He became a regular on television news and talk shows that bore such titles as “Gay Today, Straight Tomorrow” -- a 1995 episode of the syndicated “Geraldo” -- and published six books on homosexuality.
He did not waver when the American Psychiatric Assn., in a milestone for the profession, removed homosexuality from its list of mental disorders in 1973.
Socarides claimed the association was “under political assault by gay activists.”
Almost two decades later, Socarides helped found the National Assn. for Research and Therapy of Homosexuality, which is “committed to the research and treatment of homosexuality,” said Joseph Nicolosi, a psychologist and one of the founders of the Encino-based group.
“We formed this organization to support therapists around the country ... who are professionally receptive to the clientele that we call ‘nongay homosexuals,’ ” Nicolosi said.
Some conservatives supported Socarides’ views, but critics said his claims were outdated and lacked a scientific basis.
“His ideas had outlived what most of his colleagues viewed as scientific, truthful and honest,” said Gilbert Herdt, an anthropologist who is director of the National Sexuality Resource Center in San Francisco. “His theory went from being the reigning paradigm to being considered eccentric.”
By the mid-1990s, Socarides said, he had treated about a thousand homosexual patients. He claimed to have “cured” more than a third through psychoanalysis that dealt with what he said was the cause: an overbearing mother and an absent father.
When it was pointed out that Socarides had an openly gay son -- Richard, who was an advisor to the Clinton White House on gay and lesbian rights -- he willingly took some of the blame. He had “failed” his son by not seeing him enough after divorcing his first wife.
His son told the Chicago Tribune in 1995: “I don’t think it’s easy for anybody to grow up gay. But given Charles’ outspokenness on the subject of a so-called cure for homosexuality, it sure wasn’t any easier.”
Charles William Socarides was born Jan. 24, 1922, in Brockton, Mass. At 13, he read a book on Sigmund Freud and decided to become a physician and psychoanalyst.
After earning a bachelor’s degree in 1945 from Harvard College, Socarides graduated from New York Medical College two years later. He studied psychoanalysis at Columbia University’s College of Physicians and Surgeons.
In addition to writing dozens of articles for journals, Socarides published at least 11 books, including “The Overt Homosexual” (1968) and “Homosexuality: A Freedom Too Far” (1995), which took issue with the gay rights movement.
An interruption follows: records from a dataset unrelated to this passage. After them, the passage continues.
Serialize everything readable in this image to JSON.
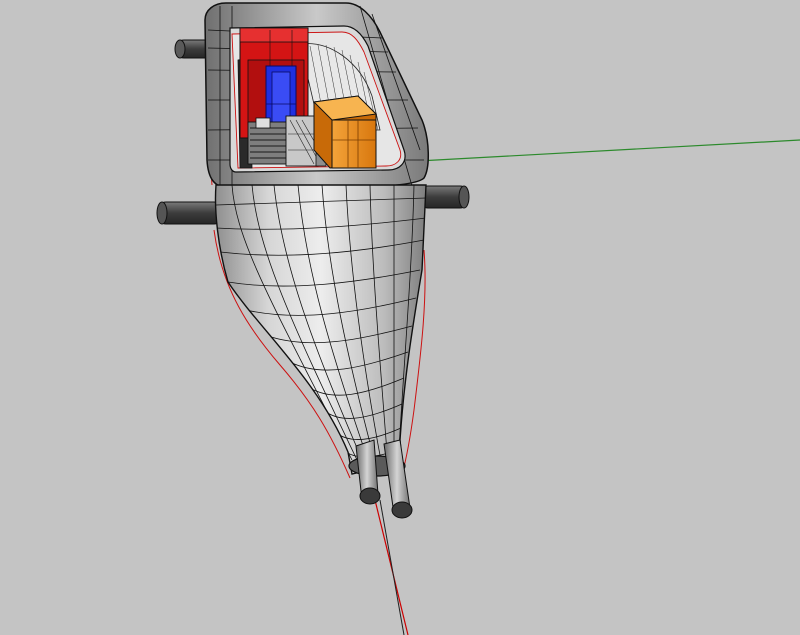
{
  "viewport": {
    "background_color": "#c4c4c4",
    "view_mode": "shaded-wireframe",
    "axis_colors": {
      "x": "#cc0000",
      "y": "#2c8a2c"
    }
  },
  "model": {
    "shell_color": "#b8b8b8",
    "edge_color": "#101010",
    "parts": [
      {
        "name": "hull-shell",
        "color": "#bdbdbd"
      },
      {
        "name": "red-box-component",
        "color": "#d41414"
      },
      {
        "name": "blue-component",
        "color": "#1f2fe0"
      },
      {
        "name": "orange-box-component",
        "color": "#f08a14"
      },
      {
        "name": "motor-component",
        "color": "#8a8a8a"
      },
      {
        "name": "twin-rod-nozzles",
        "color": "#a8a8a8"
      },
      {
        "name": "side-struts",
        "color": "#4a4a4a"
      }
    ]
  }
}
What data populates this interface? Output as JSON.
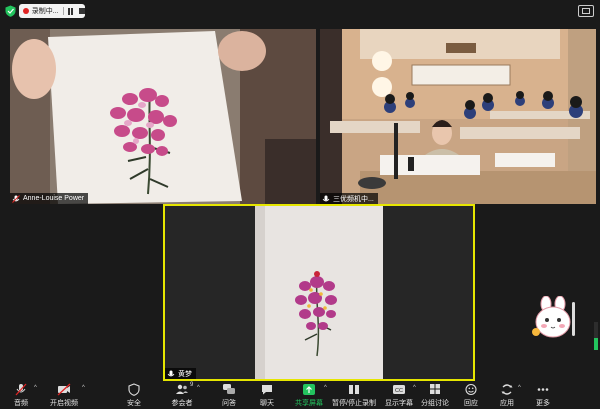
{
  "topbar": {
    "recording_label": "录制中...",
    "view_icon": "gallery-view-icon"
  },
  "participants": [
    {
      "name": "Anne-Louise Power"
    },
    {
      "name": "三优频机中..."
    },
    {
      "name": "黄梦"
    }
  ],
  "toolbar": {
    "items": [
      {
        "label": "音频",
        "icon": "microphone-muted-icon"
      },
      {
        "label": "开启视频",
        "icon": "video-off-icon"
      },
      {
        "label": "安全",
        "icon": "shield-icon"
      },
      {
        "label": "参会者",
        "icon": "participants-icon",
        "count": "9"
      },
      {
        "label": "问答",
        "icon": "qa-icon"
      },
      {
        "label": "聊天",
        "icon": "chat-icon"
      },
      {
        "label": "共享屏幕",
        "icon": "share-screen-icon"
      },
      {
        "label": "暂停/停止录制",
        "icon": "record-pause-icon"
      },
      {
        "label": "显示字幕",
        "icon": "captions-icon"
      },
      {
        "label": "分组讨论",
        "icon": "breakout-icon"
      },
      {
        "label": "回应",
        "icon": "reaction-icon"
      },
      {
        "label": "应用",
        "icon": "apps-icon"
      },
      {
        "label": "更多",
        "icon": "more-icon"
      }
    ]
  },
  "colors": {
    "accent_green": "#23c45e",
    "active_speaker_border": "#e6e600",
    "recording_red": "#e02424",
    "background": "#1a1a1a"
  }
}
Socarides’ first three marriages ended in divorce. In addition to his fourth wife, Claire, whom he married in 1988, and his son, Richard, he is survived by another son, two daughters, a grandchild and a sister.